1945. The route was protected by defensive mine fields but was
vulnerable to attack by U-boat, E-boat, aircraft and enemy mines.
the 5 August Convoy
559 was proceeding down the East coast of Britain to London
The convoy was being escorted by two Royal
destroyers of the Rosyth
as an old ‘V’ class destroyer built in 1917, whilst HMS Wolsey
was a Thorneycroft ‘W’ Class built a year later in 1918. Also
helping with the escort duties were two trawlers, HMS Agate and HMS
The night was drawing in as the convoy made its way down the coast
and the weather was poor. There was a North-north west gale in full
blow with rain. It was cold and visibility was poor. By the early
hours and daylight of the 6 August the convoy was enveloped in a
thick sea mist making visibility very poor.
are two accounts of what happened in the early hours of the 6 August
1941. The first is that when Convoy
FS 559 was being passed by a northbound convoy. They had come under
attacked by German
The standing instruction for ships in convoy under these
circumstances is to scatter in groups, each with their own Royal Navy
escort. HMS Agate led her group away and had either lost all notion
of her position or the channel buoys had moved. The convoy had been
unable to see the Haisborough Light in the poor viability which due
to war time restrictions was only illuminated for ten minutes when a
convoy was due in the area. This had caused the lead escort
difficulty in plotting their position. Soon seven of the vessels were
stranded on the sands.
second version and the more likely cause of the ships running aground
is that the bad weather conditions, and the strong westerly drift,
and the fact that the exact position of the convoy was unavailable;
the ships involved just ran aground.
Lifeboat had been alerted to the disaster out on Haisbro
on the 6 August. The Cromer Number 1 boat H
put out at once with Coxswain
in command. Above the Lifeboat the crew of H
could hear the slow drone of RAF
aircraft sent to patrol above the stricken convoy[.
the lifeboat approached the sands, Blogg and his crew saw the seven
big cargo vessels stranded with their backs broke. All that was
visible was the ships bridges
as the sea broke across their decks.
One of the escort destroyers had already began rescue work using one
of her whaler
boats. The sea conditions the whaler came up against resulted in

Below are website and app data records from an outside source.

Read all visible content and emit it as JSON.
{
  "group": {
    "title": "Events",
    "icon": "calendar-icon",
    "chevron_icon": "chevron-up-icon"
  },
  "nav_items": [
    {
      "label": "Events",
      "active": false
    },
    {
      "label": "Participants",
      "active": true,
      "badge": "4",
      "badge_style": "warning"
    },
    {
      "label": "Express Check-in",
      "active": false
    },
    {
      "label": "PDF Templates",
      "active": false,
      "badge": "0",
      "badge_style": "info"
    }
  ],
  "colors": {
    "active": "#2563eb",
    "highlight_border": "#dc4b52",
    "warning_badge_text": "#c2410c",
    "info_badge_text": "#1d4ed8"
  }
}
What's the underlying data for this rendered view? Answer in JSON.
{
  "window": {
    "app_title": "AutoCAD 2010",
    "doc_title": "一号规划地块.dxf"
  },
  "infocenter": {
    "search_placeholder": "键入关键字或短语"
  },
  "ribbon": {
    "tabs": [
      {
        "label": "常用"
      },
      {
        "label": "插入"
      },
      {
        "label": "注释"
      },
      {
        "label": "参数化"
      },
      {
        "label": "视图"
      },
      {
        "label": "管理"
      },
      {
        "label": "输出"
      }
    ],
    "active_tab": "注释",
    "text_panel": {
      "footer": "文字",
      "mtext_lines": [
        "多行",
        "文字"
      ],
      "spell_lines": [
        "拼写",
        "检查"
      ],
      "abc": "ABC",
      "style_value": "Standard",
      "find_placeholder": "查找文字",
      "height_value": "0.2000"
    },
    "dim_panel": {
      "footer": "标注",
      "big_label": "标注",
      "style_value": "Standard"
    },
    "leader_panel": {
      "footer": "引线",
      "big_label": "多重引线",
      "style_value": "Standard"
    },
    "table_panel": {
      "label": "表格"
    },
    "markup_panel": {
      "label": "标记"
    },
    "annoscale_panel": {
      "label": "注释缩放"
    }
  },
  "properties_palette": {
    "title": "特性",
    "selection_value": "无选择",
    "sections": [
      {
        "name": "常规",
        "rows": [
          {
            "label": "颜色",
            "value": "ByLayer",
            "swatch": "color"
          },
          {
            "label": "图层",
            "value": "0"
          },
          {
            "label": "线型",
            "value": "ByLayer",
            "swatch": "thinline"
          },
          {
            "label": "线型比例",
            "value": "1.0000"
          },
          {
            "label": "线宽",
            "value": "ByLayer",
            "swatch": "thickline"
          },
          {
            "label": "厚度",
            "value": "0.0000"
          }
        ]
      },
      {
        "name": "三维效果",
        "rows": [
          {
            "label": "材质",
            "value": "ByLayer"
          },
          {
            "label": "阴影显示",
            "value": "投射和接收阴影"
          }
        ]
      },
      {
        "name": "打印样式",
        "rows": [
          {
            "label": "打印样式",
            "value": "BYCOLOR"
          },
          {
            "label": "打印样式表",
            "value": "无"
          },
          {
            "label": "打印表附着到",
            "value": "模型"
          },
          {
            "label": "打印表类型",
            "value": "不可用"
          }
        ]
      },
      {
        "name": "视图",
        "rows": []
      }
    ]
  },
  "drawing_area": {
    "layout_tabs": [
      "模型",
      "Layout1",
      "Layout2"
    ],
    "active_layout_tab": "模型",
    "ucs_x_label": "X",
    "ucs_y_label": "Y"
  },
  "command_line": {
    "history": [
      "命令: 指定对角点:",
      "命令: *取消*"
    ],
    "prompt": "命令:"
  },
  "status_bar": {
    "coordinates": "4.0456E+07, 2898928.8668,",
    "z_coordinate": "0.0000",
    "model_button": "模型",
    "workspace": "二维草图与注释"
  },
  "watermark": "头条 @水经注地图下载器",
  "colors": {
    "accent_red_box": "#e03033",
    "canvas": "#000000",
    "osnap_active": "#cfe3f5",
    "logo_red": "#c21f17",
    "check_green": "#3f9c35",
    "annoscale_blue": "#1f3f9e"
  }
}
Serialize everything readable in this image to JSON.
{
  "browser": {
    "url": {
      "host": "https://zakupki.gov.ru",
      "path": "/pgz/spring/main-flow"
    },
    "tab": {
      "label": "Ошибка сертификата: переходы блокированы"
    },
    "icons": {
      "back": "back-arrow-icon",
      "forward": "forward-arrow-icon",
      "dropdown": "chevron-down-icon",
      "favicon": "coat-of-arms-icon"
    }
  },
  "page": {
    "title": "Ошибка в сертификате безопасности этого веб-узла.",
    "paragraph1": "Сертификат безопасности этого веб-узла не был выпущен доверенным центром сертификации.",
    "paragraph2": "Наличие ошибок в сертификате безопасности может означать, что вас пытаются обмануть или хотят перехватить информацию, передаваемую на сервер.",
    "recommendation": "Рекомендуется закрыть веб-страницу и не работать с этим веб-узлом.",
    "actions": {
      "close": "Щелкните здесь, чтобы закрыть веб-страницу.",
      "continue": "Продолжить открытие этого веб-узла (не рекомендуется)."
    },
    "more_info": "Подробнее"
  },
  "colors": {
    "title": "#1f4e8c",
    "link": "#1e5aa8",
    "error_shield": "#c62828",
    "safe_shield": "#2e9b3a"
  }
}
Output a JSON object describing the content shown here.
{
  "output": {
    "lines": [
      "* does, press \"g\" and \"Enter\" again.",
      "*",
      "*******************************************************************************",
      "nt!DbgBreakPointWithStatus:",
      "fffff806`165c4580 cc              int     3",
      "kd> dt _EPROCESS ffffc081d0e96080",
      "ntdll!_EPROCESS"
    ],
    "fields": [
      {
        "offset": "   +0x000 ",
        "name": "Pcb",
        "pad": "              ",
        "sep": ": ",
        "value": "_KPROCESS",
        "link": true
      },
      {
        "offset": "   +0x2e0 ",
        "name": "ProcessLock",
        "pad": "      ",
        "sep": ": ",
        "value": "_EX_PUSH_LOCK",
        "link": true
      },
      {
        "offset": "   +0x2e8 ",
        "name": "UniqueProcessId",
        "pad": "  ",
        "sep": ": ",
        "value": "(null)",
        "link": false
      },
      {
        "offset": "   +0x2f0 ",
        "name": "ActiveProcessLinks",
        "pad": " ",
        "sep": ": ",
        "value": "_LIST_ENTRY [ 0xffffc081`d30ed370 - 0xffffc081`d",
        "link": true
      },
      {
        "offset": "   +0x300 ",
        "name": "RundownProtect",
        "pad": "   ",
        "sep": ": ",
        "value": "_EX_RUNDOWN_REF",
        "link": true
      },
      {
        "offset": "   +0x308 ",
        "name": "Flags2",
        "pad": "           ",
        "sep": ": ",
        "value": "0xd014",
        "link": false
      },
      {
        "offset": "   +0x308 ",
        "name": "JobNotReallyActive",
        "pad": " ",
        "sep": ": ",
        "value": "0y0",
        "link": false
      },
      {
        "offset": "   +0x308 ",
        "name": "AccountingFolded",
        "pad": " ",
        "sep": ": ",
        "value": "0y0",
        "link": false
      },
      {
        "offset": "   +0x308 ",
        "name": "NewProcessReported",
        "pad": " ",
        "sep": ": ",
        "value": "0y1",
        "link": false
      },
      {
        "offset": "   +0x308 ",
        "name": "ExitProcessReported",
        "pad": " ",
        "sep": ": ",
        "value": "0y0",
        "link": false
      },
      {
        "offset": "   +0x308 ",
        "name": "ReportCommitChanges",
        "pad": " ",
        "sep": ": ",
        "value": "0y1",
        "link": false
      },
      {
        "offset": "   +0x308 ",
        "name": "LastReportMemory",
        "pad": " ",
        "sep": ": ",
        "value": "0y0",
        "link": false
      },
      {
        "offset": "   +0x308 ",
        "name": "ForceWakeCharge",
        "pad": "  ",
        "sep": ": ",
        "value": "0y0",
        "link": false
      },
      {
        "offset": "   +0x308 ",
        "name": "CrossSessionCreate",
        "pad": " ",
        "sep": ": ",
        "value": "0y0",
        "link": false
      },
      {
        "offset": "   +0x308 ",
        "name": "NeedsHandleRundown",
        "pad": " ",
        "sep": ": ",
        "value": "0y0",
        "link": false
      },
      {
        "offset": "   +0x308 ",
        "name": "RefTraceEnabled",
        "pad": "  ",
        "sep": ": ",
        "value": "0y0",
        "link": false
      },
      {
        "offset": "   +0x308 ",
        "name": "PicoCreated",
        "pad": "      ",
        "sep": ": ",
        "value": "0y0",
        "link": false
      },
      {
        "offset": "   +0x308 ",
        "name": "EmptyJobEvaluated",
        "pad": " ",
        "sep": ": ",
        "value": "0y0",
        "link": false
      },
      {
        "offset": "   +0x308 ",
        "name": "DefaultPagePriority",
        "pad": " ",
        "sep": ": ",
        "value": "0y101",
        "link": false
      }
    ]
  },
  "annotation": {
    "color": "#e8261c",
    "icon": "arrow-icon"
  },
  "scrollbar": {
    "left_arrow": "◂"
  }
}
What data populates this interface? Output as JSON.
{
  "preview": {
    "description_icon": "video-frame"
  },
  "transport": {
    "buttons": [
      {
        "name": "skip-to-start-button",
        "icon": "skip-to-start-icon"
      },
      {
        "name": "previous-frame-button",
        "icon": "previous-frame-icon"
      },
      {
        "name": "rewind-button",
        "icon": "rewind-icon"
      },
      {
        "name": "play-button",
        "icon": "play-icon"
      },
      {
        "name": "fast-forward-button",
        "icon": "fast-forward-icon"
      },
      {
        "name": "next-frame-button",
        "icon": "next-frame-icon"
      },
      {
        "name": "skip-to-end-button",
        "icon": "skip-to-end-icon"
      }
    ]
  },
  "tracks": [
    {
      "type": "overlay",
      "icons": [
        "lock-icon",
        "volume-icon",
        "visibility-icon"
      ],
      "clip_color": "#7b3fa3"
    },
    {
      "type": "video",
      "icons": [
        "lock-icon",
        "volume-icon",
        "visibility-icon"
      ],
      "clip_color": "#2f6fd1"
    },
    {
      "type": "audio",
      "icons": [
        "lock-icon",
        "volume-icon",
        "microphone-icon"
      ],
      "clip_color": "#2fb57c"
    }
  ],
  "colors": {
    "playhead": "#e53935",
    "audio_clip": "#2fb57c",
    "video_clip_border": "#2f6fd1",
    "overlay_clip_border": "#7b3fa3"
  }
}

twelve of the seaman drowning by the time the lifeboat arrived.
Before attending to the Gallois
the lifeboat took 16 men to safety from the SS
Coxswain Blogg then took the H
alongside the Galloise.
The steamer was still just above water and her engines were still
running. Blogg held the lifeboat alongside the ship, head to the
wind, while some of the crew jumped aboard and others slid down
ropes. One of the crew fell into the sea but was hauled out by one of
the lifeboat men, unharmed.
total the H
rescued 31 men from the SS
which with the crew from the Oxshott
meant she was now carrying 47 rescued seamen. The lifeboat left the
sands and transferred the rescued men to a nearby destroyer.